[Data entries]
• • • •

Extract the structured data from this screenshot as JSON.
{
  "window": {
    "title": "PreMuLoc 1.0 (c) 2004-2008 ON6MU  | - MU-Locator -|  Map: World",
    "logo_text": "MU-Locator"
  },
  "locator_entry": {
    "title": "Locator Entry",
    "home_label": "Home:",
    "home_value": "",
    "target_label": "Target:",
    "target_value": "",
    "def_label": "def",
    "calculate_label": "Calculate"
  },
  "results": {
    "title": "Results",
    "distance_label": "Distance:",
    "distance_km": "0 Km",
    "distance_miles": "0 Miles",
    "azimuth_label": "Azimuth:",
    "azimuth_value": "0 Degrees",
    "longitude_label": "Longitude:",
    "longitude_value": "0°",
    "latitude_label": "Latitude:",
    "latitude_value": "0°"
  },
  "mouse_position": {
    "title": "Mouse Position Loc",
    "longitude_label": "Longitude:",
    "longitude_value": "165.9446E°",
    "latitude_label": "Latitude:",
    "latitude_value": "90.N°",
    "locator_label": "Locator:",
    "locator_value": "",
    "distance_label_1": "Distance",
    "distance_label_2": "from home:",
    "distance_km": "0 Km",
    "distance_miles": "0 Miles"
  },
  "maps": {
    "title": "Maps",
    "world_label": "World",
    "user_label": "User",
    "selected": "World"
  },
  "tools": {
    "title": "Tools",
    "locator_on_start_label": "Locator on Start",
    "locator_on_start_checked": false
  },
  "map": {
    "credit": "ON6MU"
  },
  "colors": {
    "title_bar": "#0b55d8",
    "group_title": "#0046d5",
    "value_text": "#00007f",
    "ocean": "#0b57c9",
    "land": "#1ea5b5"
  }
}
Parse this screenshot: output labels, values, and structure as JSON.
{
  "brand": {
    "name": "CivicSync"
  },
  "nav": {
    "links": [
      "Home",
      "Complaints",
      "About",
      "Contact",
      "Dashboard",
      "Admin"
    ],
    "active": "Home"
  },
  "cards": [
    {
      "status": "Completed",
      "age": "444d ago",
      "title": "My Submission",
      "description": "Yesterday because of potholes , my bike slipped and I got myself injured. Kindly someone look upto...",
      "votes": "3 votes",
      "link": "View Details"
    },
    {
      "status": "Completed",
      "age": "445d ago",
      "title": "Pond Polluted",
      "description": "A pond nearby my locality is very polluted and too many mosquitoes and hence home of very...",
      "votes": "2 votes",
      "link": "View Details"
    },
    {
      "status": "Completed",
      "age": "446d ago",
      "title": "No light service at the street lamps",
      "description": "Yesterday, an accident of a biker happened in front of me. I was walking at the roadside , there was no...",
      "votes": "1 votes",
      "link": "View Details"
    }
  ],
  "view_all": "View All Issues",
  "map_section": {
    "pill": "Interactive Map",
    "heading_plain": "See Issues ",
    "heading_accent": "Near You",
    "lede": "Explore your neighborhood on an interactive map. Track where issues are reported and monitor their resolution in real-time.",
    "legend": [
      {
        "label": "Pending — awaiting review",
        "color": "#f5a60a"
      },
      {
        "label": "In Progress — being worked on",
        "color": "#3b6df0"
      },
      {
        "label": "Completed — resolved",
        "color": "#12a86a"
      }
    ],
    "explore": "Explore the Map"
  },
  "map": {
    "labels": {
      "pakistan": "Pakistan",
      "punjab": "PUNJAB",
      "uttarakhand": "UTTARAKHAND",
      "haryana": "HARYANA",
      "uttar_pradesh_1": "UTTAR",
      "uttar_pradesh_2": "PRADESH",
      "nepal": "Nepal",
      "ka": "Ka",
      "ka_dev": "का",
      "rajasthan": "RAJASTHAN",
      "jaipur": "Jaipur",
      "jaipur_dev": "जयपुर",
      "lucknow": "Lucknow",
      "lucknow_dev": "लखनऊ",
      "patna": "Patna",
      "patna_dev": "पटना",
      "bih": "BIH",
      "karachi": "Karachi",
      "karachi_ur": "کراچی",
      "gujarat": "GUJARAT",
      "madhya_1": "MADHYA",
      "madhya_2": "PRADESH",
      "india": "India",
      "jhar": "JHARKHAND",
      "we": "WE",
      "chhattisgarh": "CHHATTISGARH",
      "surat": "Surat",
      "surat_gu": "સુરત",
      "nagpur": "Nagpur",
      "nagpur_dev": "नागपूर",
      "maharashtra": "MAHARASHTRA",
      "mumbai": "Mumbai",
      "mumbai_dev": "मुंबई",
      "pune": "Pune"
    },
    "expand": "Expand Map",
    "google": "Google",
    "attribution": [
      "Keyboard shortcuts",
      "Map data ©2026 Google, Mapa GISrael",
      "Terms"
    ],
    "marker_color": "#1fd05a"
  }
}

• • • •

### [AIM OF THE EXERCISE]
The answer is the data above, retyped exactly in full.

### [TASK ANSWER]
Extract the structured data from this screenshot as JSON.
{
  "window": {
    "title": "PreMuLoc 1.0 (c) 2004-2008 ON6MU  | - MU-Locator -|  Map: World",
    "logo_text": "MU-Locator"
  },
  "locator_entry": {
    "title": "Locator Entry",
    "home_label": "Home:",
    "home_value": "",
    "target_label": "Target:",
    "target_value": "",
    "def_label": "def",
    "calculate_label": "Calculate"
  },
  "results": {
    "title": "Results",
    "distance_label": "Distance:",
    "distance_km": "0 Km",
    "distance_miles": "0 Miles",
    "azimuth_label": "Azimuth:",
    "azimuth_value": "0 Degrees",
    "longitude_label": "Longitude:",
    "longitude_value": "0°",
    "latitude_label": "Latitude:",
    "latitude_value": "0°"
  },
  "mouse_position": {
    "title": "Mouse Position Loc",
    "longitude_label": "Longitude:",
    "longitude_value": "165.9446E°",
    "latitude_label": "Latitude:",
    "latitude_value": "90.N°",
    "locator_label": "Locator:",
    "locator_value": "",
    "distance_label_1": "Distance",
    "distance_label_2": "from home:",
    "distance_km": "0 Km",
    "distance_miles": "0 Miles"
  },
  "maps": {
    "title": "Maps",
    "world_label": "World",
    "user_label": "User",
    "selected": "World"
  },
  "tools": {
    "title": "Tools",
    "locator_on_start_label": "Locator on Start",
    "locator_on_start_checked": false
  },
  "map": {
    "credit": "ON6MU"
  },
  "colors": {
    "title_bar": "#0b55d8",
    "group_title": "#0046d5",
    "value_text": "#00007f",
    "ocean": "#0b57c9",
    "land": "#1ea5b5"
  }
}
Parse this screenshot: output labels, values, and structure as JSON.
{
  "brand": {
    "name": "CivicSync"
  },
  "nav": {
    "links": [
      "Home",
      "Complaints",
      "About",
      "Contact",
      "Dashboard",
      "Admin"
    ],
    "active": "Home"
  },
  "cards": [
    {
      "status": "Completed",
      "age": "444d ago",
      "title": "My Submission",
      "description": "Yesterday because of potholes , my bike slipped and I got myself injured. Kindly someone look upto...",
      "votes": "3 votes",
      "link": "View Details"
    },
    {
      "status": "Completed",
      "age": "445d ago",
      "title": "Pond Polluted",
      "description": "A pond nearby my locality is very polluted and too many mosquitoes and hence home of very...",
      "votes": "2 votes",
      "link": "View Details"
    },
    {
      "status": "Completed",
      "age": "446d ago",
      "title": "No light service at the street lamps",
      "description": "Yesterday, an accident of a biker happened in front of me. I was walking at the roadside , there was no...",
      "votes": "1 votes",
      "link": "View Details"
    }
  ],
  "view_all": "View All Issues",
  "map_section": {
    "pill": "Interactive Map",
    "heading_plain": "See Issues ",
    "heading_accent": "Near You",
    "lede": "Explore your neighborhood on an interactive map. Track where issues are reported and monitor their resolution in real-time.",
    "legend": [
      {
        "label": "Pending — awaiting review",
        "color": "#f5a60a"
      },
      {
        "label": "In Progress — being worked on",
        "color": "#3b6df0"
      },
      {
        "label": "Completed — resolved",
        "color": "#12a86a"
      }
    ],
    "explore": "Explore the Map"
  },
  "map": {
    "labels": {
      "pakistan": "Pakistan",
      "punjab": "PUNJAB",
      "uttarakhand": "UTTARAKHAND",
      "haryana": "HARYANA",
      "uttar_pradesh_1": "UTTAR",
      "uttar_pradesh_2": "PRADESH",
      "nepal": "Nepal",
      "ka": "Ka",
      "ka_dev": "का",
      "rajasthan": "RAJASTHAN",
      "jaipur": "Jaipur",
      "jaipur_dev": "जयपुर",
      "lucknow": "Lucknow",
      "lucknow_dev": "लखनऊ",
      "patna": "Patna",
      "patna_dev": "पटना",
      "bih": "BIH",
      "karachi": "Karachi",
      "karachi_ur": "کراچی",
      "gujarat": "GUJARAT",
      "madhya_1": "MADHYA",
      "madhya_2": "PRADESH",
      "india": "India",
      "jhar": "JHARKHAND",
      "we": "WE",
      "chhattisgarh": "CHHATTISGARH",
      "surat": "Surat",
      "surat_gu": "સુરત",
      "nagpur": "Nagpur",
      "nagpur_dev": "नागपूर",
      "maharashtra": "MAHARASHTRA",
      "mumbai": "Mumbai",
      "mumbai_dev": "मुंबई",
      "pune": "Pune"
    },
    "expand": "Expand Map",
    "google": "Google",
    "attribution": [
      "Keyboard shortcuts",
      "Map data ©2026 Google, Mapa GISrael",
      "Terms"
    ],
    "marker_color": "#1fd05a"
  }
}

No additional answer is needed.